Dereg = good for corps, bad for people. Always.

impudent strumpet said...

Things They Should Invent: timers for appliances where you can load up the washer/dryer/dishwasher and tell it to start running when the off-peak hours start. They could also do similar with heating/air conditioning - you could tell it not to run during peak hours, or tell the air conditioning to kick in at 24 degrees for off-peak hours but 30 for peak hours.

It would also be interesting to do this based on actual real-life current demand rather than theoretical current demand. If it's noon on a July weekday, but it's only 18 degrees out so no one is using their air conditioner, there's no reason for peak rates to apply. To do this, they'd need a way to constantly communicate the province's current power load to everyone in real time, which is probably possible now and should be practicable within not too many years. And it would be doubly cool if they could make timers for appliances that could be triggered by real-time low power usage.

It will also be interesting to see if this will cause any businesses to switch their operations to off-peak times.

I've done some math with my own utility bill, and it looks like this is more of a disincentive than an incentive. If I managed to get literally all my electricity use into off-peak hours, I'd save $2.50 a month.

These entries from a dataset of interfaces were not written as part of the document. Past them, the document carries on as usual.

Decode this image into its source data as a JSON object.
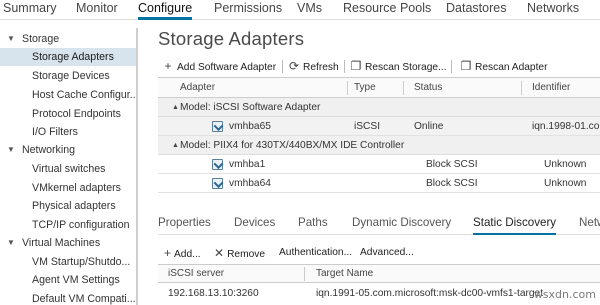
{
  "top_tabs": [
    "Summary",
    "Monitor",
    "Configure",
    "Permissions",
    "VMs",
    "Resource Pools",
    "Datastores",
    "Networks"
  ],
  "active_top_tab": "Configure",
  "sidebar": {
    "storage": {
      "label": "Storage",
      "items": [
        "Storage Adapters",
        "Storage Devices",
        "Host Cache Configur...",
        "Protocol Endpoints",
        "I/O Filters"
      ]
    },
    "networking": {
      "label": "Networking",
      "items": [
        "Virtual switches",
        "VMkernel adapters",
        "Physical adapters",
        "TCP/IP configuration"
      ]
    },
    "vms": {
      "label": "Virtual Machines",
      "items": [
        "VM Startup/Shutdo...",
        "Agent VM Settings",
        "Default VM Compati..."
      ]
    },
    "selected": "Storage Adapters"
  },
  "main": {
    "title": "Storage Adapters",
    "toolbar": {
      "add_software_adapter": "Add Software Adapter",
      "refresh": "Refresh",
      "rescan_storage": "Rescan Storage...",
      "rescan_adapter": "Rescan Adapter"
    },
    "columns": [
      "Adapter",
      "Type",
      "Status",
      "Identifier"
    ],
    "groups": [
      {
        "label": "Model: iSCSI Software Adapter",
        "rows": [
          {
            "adapter": "vmhba65",
            "type": "iSCSI",
            "status": "Online",
            "identifier": "iqn.1998-01.com"
          }
        ]
      },
      {
        "label": "Model: PIIX4 for 430TX/440BX/MX IDE Controller",
        "rows": [
          {
            "adapter": "vmhba1",
            "type": "Block SCSI",
            "status": "Unknown",
            "identifier": ""
          },
          {
            "adapter": "vmhba64",
            "type": "Block SCSI",
            "status": "Unknown",
            "identifier": ""
          }
        ]
      }
    ]
  },
  "detail_tabs": [
    "Properties",
    "Devices",
    "Paths",
    "Dynamic Discovery",
    "Static Discovery",
    "Netw"
  ],
  "active_detail_tab": "Static Discovery",
  "detail_toolbar": {
    "add": "Add...",
    "remove": "Remove",
    "authentication": "Authentication...",
    "advanced": "Advanced..."
  },
  "static_discovery": {
    "columns": [
      "iSCSI server",
      "Target Name"
    ],
    "rows": [
      {
        "server": "192.168.13.10:3260",
        "target": "iqn.1991-05.com.microsoft:msk-dc00-vmfs1-target"
      }
    ]
  },
  "watermark": "wsxdn.com",
  "colors": {
    "accent": "#0072a3",
    "selection": "#d8e4ed"
  }
}
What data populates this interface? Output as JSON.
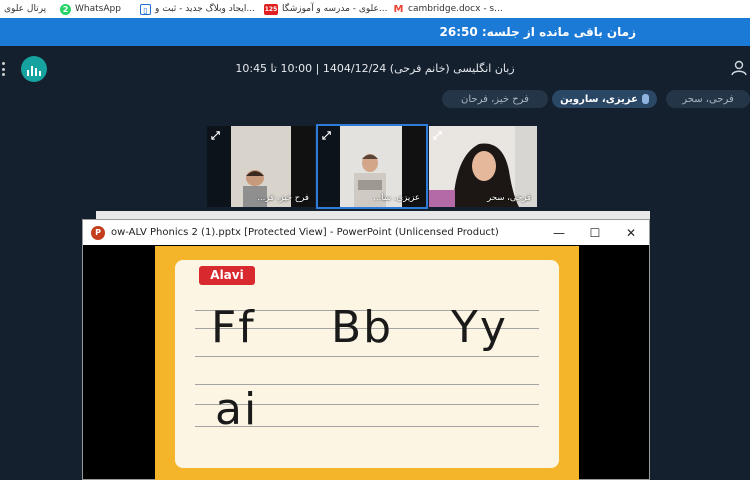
{
  "bookmarks": [
    {
      "label": "پرتال علوی",
      "icon": "portal-icon",
      "color": "#d33"
    },
    {
      "label": "WhatsApp",
      "icon": "whatsapp-icon",
      "color": "#25d366",
      "badge": "2"
    },
    {
      "label": "ایجاد وبلاگ جدید - ثبت و...",
      "icon": "blog-icon",
      "color": "#1e6fd0"
    },
    {
      "label": "علوی - مدرسه و آموزشگا...",
      "icon": "school-icon",
      "color": "#e02020",
      "badge": "125"
    },
    {
      "label": "cambridge.docx - s...",
      "icon": "gmail-icon",
      "color": "#ea4335",
      "badge": "M"
    }
  ],
  "timer": {
    "text": "زمان باقی مانده از جلسه: 26:50"
  },
  "header": {
    "title": "زبان انگلیسی (خانم فرحی) 1404/12/24 | 10:00 تا 10:45"
  },
  "chips": [
    {
      "label": "فرحی، سحر",
      "active": false
    },
    {
      "label": "عزیزی، ساروین",
      "active": true
    },
    {
      "label": "فرح خیز، فرحان",
      "active": false
    }
  ],
  "tiles": [
    {
      "name": "فرح خیز، فر...",
      "expand_glyph": "⤢"
    },
    {
      "name": "عزیزی، سا...",
      "expand_glyph": "⤢"
    },
    {
      "name": "فرحی، سحر",
      "expand_glyph": "⤢"
    }
  ],
  "ppt": {
    "title": "ow-ALV Phonics 2 (1).pptx [Protected View] - PowerPoint (Unlicensed Product)",
    "minimize": "—",
    "maximize": "☐",
    "close": "✕",
    "logo_letter": "P"
  },
  "slide": {
    "badge": "Alavi",
    "words_line1": [
      "Ff",
      "Bb",
      "Yy"
    ],
    "words_line2": [
      "ai"
    ]
  },
  "colors": {
    "timer_bar": "#1a7ad6",
    "accent": "#16a3a0",
    "slide_border": "#f4b52a",
    "badge": "#d8292f"
  }
}
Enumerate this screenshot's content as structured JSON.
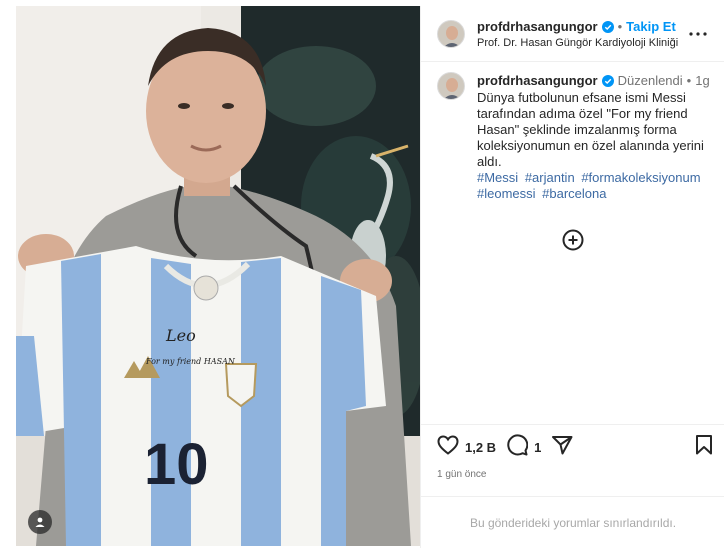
{
  "post": {
    "username": "profdrhasangungor",
    "follow_label": "Takip Et",
    "subtitle": "Prof. Dr. Hasan Güngör Kardiyoloji Kliniği",
    "edited_label": "Düzenlendi",
    "relative_time": "1g",
    "caption": "Dünya futbolunun efsane ismi Messi tarafından adıma özel \"For my friend Hasan\" şeklinde imzalanmış forma koleksiyonumun en özel alanında yerini aldı.",
    "hashtags": [
      "#Messi",
      "#arjantin",
      "#formakoleksiyonum",
      "#leomessi",
      "#barcelona"
    ],
    "like_count": "1,2 B",
    "comment_count": "1",
    "date_text": "1 gün önce",
    "comments_limited": "Bu gönderideki yorumlar sınırlandırıldı.",
    "jersey_number": "10",
    "jersey_signature": "For my friend HASAN",
    "jersey_sig_name": "Leo"
  },
  "icons": {
    "verified": "verified-badge-icon",
    "more": "more-options-icon",
    "load_more": "plus-circle-icon",
    "like": "heart-icon",
    "comment": "comment-icon",
    "share": "share-icon",
    "save": "bookmark-icon",
    "user_tag": "user-tag-icon"
  },
  "colors": {
    "accent": "#0095f6",
    "hashtag": "#3d6aa3",
    "muted": "#737373",
    "jersey_stripe": "#8fb3dd"
  }
}
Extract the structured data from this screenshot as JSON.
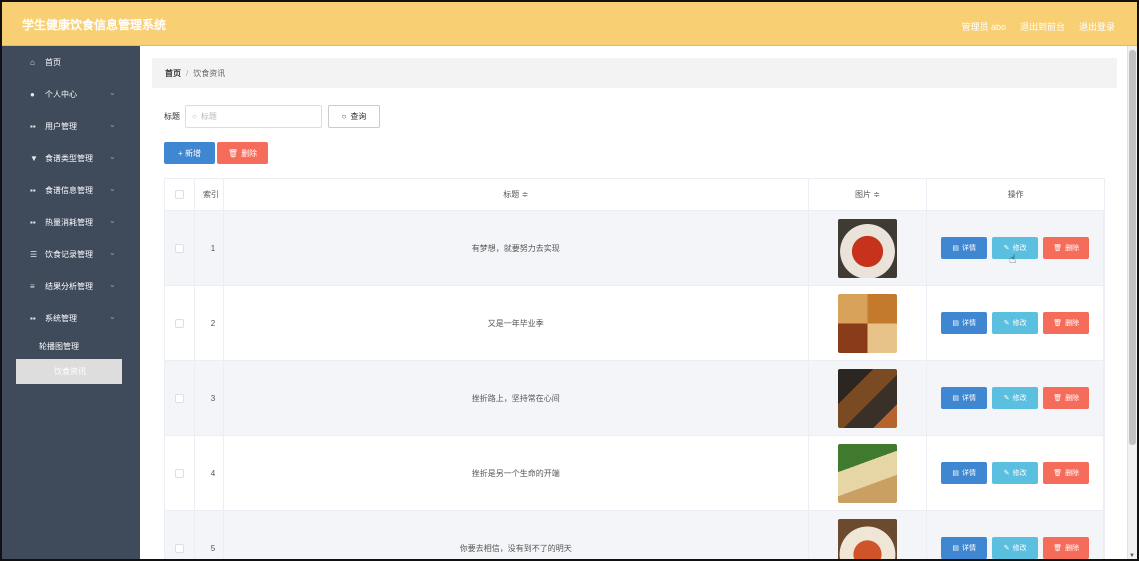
{
  "header": {
    "title": "学生健康饮食信息管理系统",
    "user_label": "管理员 abo",
    "frontend_link": "退出到前台",
    "logout_link": "退出登录"
  },
  "sidebar": {
    "items": [
      {
        "label": "首页",
        "icon": "home-icon"
      },
      {
        "label": "个人中心",
        "icon": "user-icon"
      },
      {
        "label": "用户管理",
        "icon": "grid-icon"
      },
      {
        "label": "食谱类型管理",
        "icon": "filter-icon"
      },
      {
        "label": "食谱信息管理",
        "icon": "grid-icon"
      },
      {
        "label": "热量消耗管理",
        "icon": "grid-icon"
      },
      {
        "label": "饮食记录管理",
        "icon": "sliders-icon"
      },
      {
        "label": "结果分析管理",
        "icon": "list-icon"
      },
      {
        "label": "系统管理",
        "icon": "grid-icon"
      }
    ],
    "sub_items": [
      {
        "label": "轮播图管理"
      },
      {
        "label": "饮食资讯"
      }
    ]
  },
  "breadcrumb": {
    "home": "首页",
    "separator": "/",
    "current": "饮食资讯"
  },
  "search": {
    "label": "标题",
    "placeholder": "标题",
    "button": "查询"
  },
  "actions": {
    "add": "+ 新增",
    "delete": "删除"
  },
  "table": {
    "columns": {
      "index": "索引",
      "title": "标题 ≑",
      "image": "图片 ≑",
      "ops": "操作"
    },
    "rows": [
      {
        "index": "1",
        "title": "有梦想，就要努力去实现"
      },
      {
        "index": "2",
        "title": "又是一年毕业季"
      },
      {
        "index": "3",
        "title": "挫折路上，坚持常在心间"
      },
      {
        "index": "4",
        "title": "挫折是另一个生命的开端"
      },
      {
        "index": "5",
        "title": "你要去相信，没有到不了的明天"
      }
    ],
    "row_buttons": {
      "detail": "详情",
      "edit": "修改",
      "remove": "删除"
    }
  },
  "colors": {
    "header": "#f9cf73",
    "sidebar": "#3f4a5b",
    "primary": "#3f87d1",
    "info": "#5bbfe0",
    "danger": "#f56c5a"
  }
}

If literally all my electricity use was in peak hours, I'd spend an extra $7 a month.

Of course, all this is weakened by the fact that my metered electricity usage is only about a third of my total bill. If this is actually a good and beneficial idea, all the delivery charges and regulatory charges and debt retirement charges should be pro-rated as well.

laura k said...

Things They Should Invent: timers for appliances where you can load up the washer/dryer/dishwasher and tell it to start running when the off-peak hours start.

I'm pretty sure this exists, but you have to program in the start time - the same way you can with a coffee-maker or air-conditioner. Or maybe you mean the appliance "knows" when it's off-peak time and you don't have to program it.

It would also be interesting to do this based on actual real-life current demand rather than theoretical current demand.

We had a crude version of this very briefly, part of a pilot program in Mississauga. It was supposed to adjust our rates according to demand - but unfortunately it also controlled our thermostat, thereby controlling our A/C. For a person who is always overheated - living in a hard-to-cool house - this was Not Good. We dumped the program almost immediately.

But assuming they continued to develop it, what you're imagining is on the way.

If I managed to get literally all my electricity use into off-peak hours, I'd save $2.50 a month. If literally all my electricity use was in peak hours, I'd spend an extra $7 a month.

That's it?! Geez, hardly worth a change of habits. Do you do laundry in your apartment?

M@ said...

They could also do similar with heating/air conditioning - you could tell it not to run during peak hours, or tell the air conditioning to kick in at 24 degrees for off-peak hours but 30 for peak hours.

This is already very common -- we've had a digital home thermostat for over a decade. They're fantastic, and they really do save on heating and cooling costs; they'll save us even more in the summer with TOU pricing.

And my dishwasher has a delay button for 2 or 4 hours, and it's not a new dishwasher by any means. Laundry remains, as Laura pointed out, a bit more difficult.

Lorraine said...

Is TOU a summertime thing, or slated for rollout come summer? DTE Energy has a deal called interruptible service for folkx w. central air. They have their central air on a separate meter, which is billable at lower rates, the catch being that DTE can turn off the air during times of peak demand up to a certain number of times during the summer season.

laura k said...

It's year-round (note pricing charts for winter months), beginning May 1.

The plan you describe is similar to the pilot program I mentioned in comments, but that's voluntary. TOU pricing is not.

impudent strumpet said...

In that case, I feel cheated by the appliances and thermostat in my apartment. The building made a big deal about how green everything is, and there are environmental features, but we can't control it with nearly as much nuance as we should be able to.